This is a shame, but I think it's largely a function of not taking your online business as seriously as you should. Think about the company you work for. They don't just wing it month to month, right? They have a projections, and monthly and yearly revenue goals.
You need to do the same.
This means that you not only need goals for the revenue you'll be bringing in, but a detailed plan to achieve them. Do NOT overlook this.
Create a plan for your goals. Want to earn $50,000 this year with your business? What exactly will that look like month over month? How will you earn that amount? What growth rate will you need (%) to grow from where you are now to where you want to be?
You can have access to this beautiful spreadsheet I created for Unsettle by clicking here and saving yourself a copy:
Don't just project and forget. Track month after month what your progress is. This is something I learned from working with Noah Kagan and in the short while I've been doing it, it's paid off big time.
6. Budget like a Badass
Most bloggers and online entrepreneurs overlook the value of having a budget for their business. You make a budget (hopefully) for your personal finances. Why wouldn't you budget for your business, too?
Based on the projections you created with the spreadsheet above, set a budget of how much you'll spend on tools, events, conferences, travel, and services.
Don't be afraid to spend money in your business.
This brings me to the next (inevitable) topic, which is…
Budgeting for taxes.
There are tax calculators all over the interwebz, and it's usually best to calculate income tax based on whatever country, province, or state you live in. Some people err on the side of extreme and crazy caution and put away 50% of all their income for taxes and other government costs.
Because I'm in a fairly high tax bracket, I aim for around 35%. If I owe more than that at the end of the year, it won't be a huge deal to just transfer more.
Every time you get paid for a product or service, transfer a portion of that money into a short term (but the highest interest possible) savings account for tax time.
Unless you have to, don't pay your income taxes quarterly or monthly. Know your tax laws, but if you can pay the lump sum at the end of the year, do it. Otherwise you're giving the government an interest free loan. That money could be earning you interest – or even dividends, if you're smart with it.
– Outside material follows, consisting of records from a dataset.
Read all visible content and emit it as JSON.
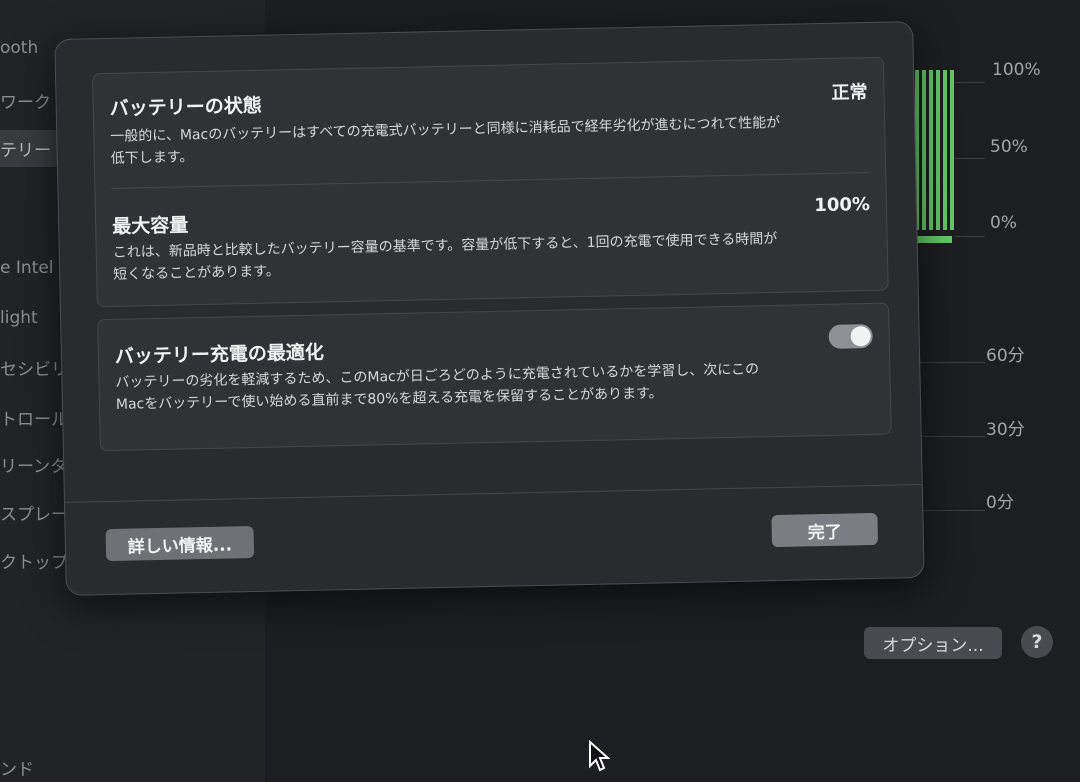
{
  "sidebar": {
    "items": [
      {
        "label": "ooth"
      },
      {
        "label": "ワーク"
      },
      {
        "label": "テリー"
      },
      {
        "label": "e Intel"
      },
      {
        "label": "light"
      },
      {
        "label": "セシビリ"
      },
      {
        "label": "トロール"
      },
      {
        "label": "リーンタ"
      },
      {
        "label": "スプレー"
      },
      {
        "label": "クトップ"
      },
      {
        "label": "ンド"
      }
    ]
  },
  "background": {
    "chart_axis_top": [
      "100%",
      "50%",
      "0%"
    ],
    "chart_axis_bottom": [
      "60分",
      "30分",
      "0分"
    ],
    "options_label": "オプション...",
    "help_label": "?"
  },
  "dialog": {
    "battery_health": {
      "title": "バッテリーの状態",
      "value": "正常",
      "description": "一般的に、Macのバッテリーはすべての充電式バッテリーと同様に消耗品で経年劣化が進むにつれて性能が低下します。"
    },
    "max_capacity": {
      "title": "最大容量",
      "value": "100%",
      "description": "これは、新品時と比較したバッテリー容量の基準です。容量が低下すると、1回の充電で使用できる時間が短くなることがあります。"
    },
    "optimized_charging": {
      "title": "バッテリー充電の最適化",
      "enabled": true,
      "description": "バッテリーの劣化を軽減するため、このMacが日ごろどのように充電されているかを学習し、次にこのMacをバッテリーで使い始める直前まで80%を超える充電を保留することがあります。"
    },
    "more_info_label": "詳しい情報...",
    "done_label": "完了"
  },
  "colors": {
    "chart_green": "#63c766",
    "dialog_bg": "#2a2b2e",
    "button_bg": "#707177"
  }
}
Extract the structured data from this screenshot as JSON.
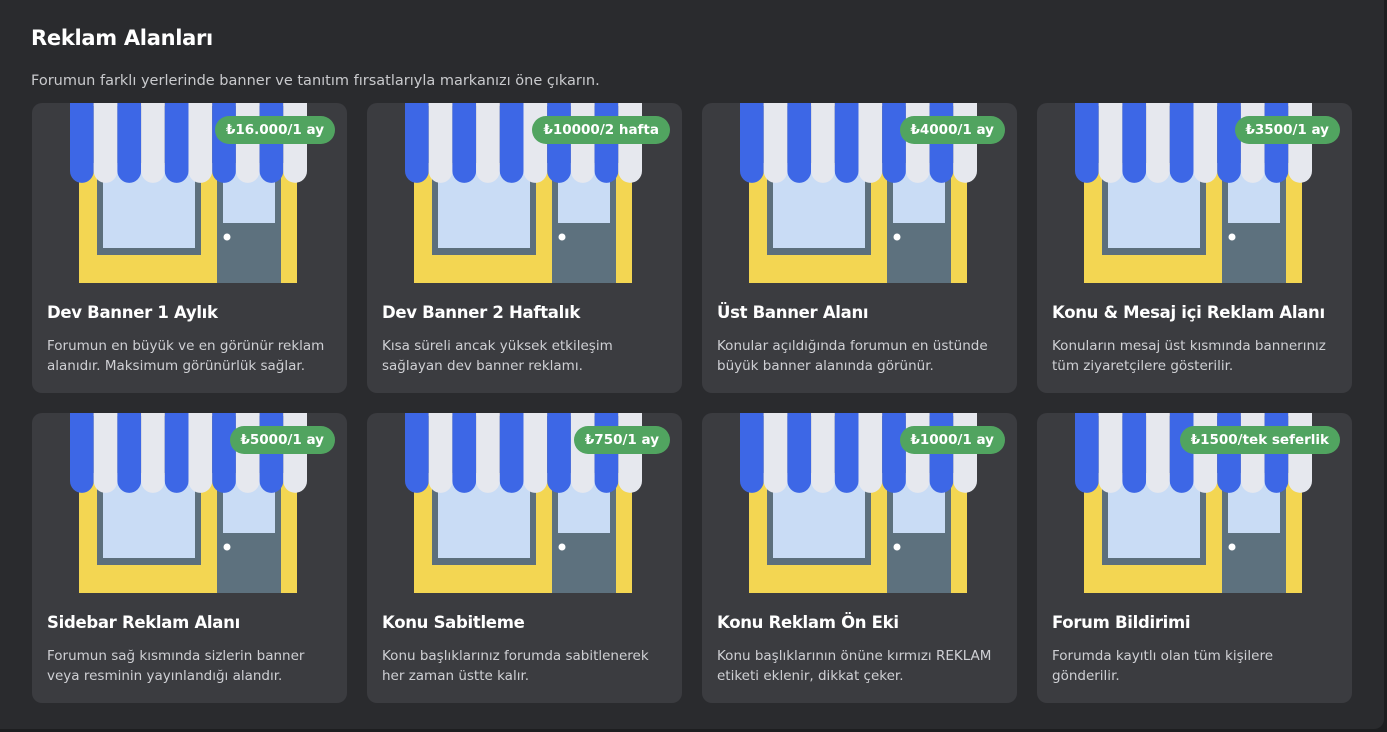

I invest my tax money in dividend paying Exchange Traded Funds (ETFs) within my tax free savings account with Questrade (Canadian). This earns me both dividends and – if the market is good – interest. Why let the government take more money than you have to let them?
A portion of your income after you pay taxes should be re-invested in your business, so start to budget that in. Set aside a portion of your profit for education, professional services, maybe some virtual help. This will help it grow – just like any investment.
Don't Let Your Business Finances Become the Wild Wild West
I made this mistake when I first started online, and I know I'm not alone.
In fact, I've heard it from countless entrepreneurs who are now more established – the desire to have been on top of their money game to begin with, so save themselves the headache later.
If your business is under a year old – or, if you haven't even started it yet – you have a unique opportunity to set up systems that will save you time, effort, and energy in the future.
Not to mention help your business grow far more quickly.